Most of the proposal to find alternative water through pumping, recycling and desalination
produce more greenhouse gases that may well exacerbate the climate change we are trying to
Table 1. Australian Greenhouse Gas Emissions from Urban Water (tonnes CO2/ML)
2001-2 2002-3 2003-4 2004-5
Brisbane 0.8 0.8 0.8 0.8
Gold Coast 1.1 1.3 1.5 1.2
Sydney 0.6 0.7 1.0 1.2
Melbourne 1.0 1.0 1.1 0.8
Canberra 0.3 0.4 0.3 0.4
There is no spare water lying around just waiting to be taken off to meet these growing
demands. No communities want their water plundered to support profligate water use
somewhere else. Water running to the sea is not wasted water, but drives important fisheries
that depend on flood pulses. Flood water that just “disappears” on a floodplain drives the
vegetation and agricultural productivity of the land. Ask pastoralists downstream of irrigation
developments whose water has been pinched how they feel about this.
Australia now has a National Water Initiative which is at the leading edge of world thinking
about water management. It has strong political support from the Prime Minister and State
Premiers who understand the importance of getting this right as we enter the 21st century.
However it is not easy to fix, and much of the failure is due to the institutional arrangements we
have created to manage water. Many interest groups are frightened of change and are
concerned they will miss out with the changes now underway. However, in my view “business
as usual” is one of the high risk options for the future, with a high likelihood that communities
will just run out of water and that we will not be able to provide the food and ecosystems
services upon which we all depend.
The key to going forward is to make the National Water Initiative work. Better measurement,
better reporting, better planning, using water market to readjust and allow redistribution and

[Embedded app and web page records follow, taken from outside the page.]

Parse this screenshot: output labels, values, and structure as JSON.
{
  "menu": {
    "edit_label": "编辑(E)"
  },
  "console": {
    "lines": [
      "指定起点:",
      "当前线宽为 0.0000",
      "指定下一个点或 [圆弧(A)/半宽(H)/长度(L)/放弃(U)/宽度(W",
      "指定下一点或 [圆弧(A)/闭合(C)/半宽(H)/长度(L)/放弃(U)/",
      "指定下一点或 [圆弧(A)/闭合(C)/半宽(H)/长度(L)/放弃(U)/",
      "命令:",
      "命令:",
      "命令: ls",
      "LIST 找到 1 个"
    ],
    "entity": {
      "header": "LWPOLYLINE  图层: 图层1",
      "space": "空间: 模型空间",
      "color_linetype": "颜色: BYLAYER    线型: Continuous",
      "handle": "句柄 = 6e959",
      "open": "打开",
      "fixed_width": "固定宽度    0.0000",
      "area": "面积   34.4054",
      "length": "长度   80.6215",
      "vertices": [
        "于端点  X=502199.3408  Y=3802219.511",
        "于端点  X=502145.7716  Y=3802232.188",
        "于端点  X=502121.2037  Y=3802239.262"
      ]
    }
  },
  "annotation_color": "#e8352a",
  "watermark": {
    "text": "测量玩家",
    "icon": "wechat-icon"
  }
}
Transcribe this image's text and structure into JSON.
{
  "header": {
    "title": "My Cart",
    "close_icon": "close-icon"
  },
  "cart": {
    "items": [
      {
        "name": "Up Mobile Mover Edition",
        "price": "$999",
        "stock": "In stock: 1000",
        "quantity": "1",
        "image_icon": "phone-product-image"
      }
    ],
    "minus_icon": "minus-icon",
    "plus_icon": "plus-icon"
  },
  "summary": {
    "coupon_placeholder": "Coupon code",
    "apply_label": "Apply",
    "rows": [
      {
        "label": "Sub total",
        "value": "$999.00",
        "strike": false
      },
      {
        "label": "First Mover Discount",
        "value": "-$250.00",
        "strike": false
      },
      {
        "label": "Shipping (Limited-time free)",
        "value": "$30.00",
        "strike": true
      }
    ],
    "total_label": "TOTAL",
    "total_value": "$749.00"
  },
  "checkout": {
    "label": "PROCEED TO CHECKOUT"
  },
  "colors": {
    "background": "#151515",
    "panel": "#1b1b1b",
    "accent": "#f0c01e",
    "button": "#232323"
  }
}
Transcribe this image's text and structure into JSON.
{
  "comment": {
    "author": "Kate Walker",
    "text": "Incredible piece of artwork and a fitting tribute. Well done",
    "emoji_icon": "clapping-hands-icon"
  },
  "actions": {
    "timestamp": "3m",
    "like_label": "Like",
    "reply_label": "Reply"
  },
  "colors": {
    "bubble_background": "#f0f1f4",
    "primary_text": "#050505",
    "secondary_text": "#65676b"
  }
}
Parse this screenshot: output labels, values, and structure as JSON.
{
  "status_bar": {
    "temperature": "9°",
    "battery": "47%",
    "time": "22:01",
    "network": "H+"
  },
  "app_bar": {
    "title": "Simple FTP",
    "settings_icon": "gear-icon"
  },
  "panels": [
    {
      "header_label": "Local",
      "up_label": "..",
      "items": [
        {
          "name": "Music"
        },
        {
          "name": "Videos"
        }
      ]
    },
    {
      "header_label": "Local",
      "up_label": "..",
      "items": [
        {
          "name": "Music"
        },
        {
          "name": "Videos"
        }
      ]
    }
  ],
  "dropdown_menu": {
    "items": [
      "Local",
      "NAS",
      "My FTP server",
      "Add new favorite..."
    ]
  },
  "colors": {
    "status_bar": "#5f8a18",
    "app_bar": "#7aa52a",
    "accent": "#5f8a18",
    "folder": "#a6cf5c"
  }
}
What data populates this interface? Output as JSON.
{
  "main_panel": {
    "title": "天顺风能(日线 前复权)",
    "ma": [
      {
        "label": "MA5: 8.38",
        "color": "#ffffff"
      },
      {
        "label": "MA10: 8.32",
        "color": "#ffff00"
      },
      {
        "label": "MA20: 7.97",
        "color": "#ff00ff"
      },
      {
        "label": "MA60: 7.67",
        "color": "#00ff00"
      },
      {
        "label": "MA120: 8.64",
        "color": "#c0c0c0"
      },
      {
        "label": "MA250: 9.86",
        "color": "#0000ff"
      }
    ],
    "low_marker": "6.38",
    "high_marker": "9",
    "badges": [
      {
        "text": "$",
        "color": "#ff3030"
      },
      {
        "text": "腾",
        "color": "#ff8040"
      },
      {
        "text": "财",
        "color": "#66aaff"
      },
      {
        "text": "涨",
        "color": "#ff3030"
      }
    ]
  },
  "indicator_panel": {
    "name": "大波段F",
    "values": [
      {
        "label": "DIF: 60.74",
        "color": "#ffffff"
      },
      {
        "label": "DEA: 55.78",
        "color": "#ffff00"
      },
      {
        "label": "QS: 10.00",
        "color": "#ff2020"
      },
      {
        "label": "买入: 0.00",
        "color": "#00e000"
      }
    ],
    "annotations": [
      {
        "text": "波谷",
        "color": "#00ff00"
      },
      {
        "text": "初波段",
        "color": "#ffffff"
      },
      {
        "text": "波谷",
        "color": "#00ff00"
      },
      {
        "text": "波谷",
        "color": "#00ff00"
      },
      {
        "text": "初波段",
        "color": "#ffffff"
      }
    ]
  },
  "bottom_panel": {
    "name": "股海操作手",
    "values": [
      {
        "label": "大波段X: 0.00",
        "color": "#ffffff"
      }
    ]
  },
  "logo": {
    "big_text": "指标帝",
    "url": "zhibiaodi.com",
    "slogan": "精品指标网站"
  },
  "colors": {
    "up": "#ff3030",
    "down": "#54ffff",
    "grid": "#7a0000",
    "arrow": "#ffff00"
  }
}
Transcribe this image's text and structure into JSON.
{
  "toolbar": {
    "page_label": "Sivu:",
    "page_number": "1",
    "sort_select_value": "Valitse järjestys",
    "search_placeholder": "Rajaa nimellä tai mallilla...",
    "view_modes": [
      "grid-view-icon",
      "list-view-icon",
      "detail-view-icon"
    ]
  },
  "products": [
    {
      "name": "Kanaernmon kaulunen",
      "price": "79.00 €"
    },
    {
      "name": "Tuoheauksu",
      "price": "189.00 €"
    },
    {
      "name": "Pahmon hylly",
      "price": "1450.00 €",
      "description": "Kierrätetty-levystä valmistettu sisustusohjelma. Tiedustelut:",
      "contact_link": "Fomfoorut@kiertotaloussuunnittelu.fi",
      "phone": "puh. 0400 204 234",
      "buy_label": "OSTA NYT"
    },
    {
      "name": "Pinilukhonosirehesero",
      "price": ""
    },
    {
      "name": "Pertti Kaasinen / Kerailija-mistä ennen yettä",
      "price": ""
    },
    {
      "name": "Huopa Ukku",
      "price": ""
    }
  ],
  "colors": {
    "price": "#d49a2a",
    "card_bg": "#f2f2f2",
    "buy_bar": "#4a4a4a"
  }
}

better charging are the foundations for a water future for Australia.
Allan, J. David (2004) Landscapes and Riverscapes: The Influence of Land Use on Stream
Ecosystems. Annu. Rev. Ecol. Evol. Syst. 2004. 35:257–84.
Australian Bureau of Statistics (2004) Water Account, Australia 2000-01. ABS Cat. No 4610.0.
Anon (2002) Australian Catchment, River and Estuary Assessment. National Land and Water
Resources Audit. Canberra.
Cullen Peter (2003) The Heritage River Proposal – Conserving Australia’s Undamaged Rivers in
“Aquatic Protected Areas”. Ed JP Beumer, A Grant & DV Smith. World Congress on Aquatic
Protected Areas. Aust Soc Fish Biology. pp 513-520.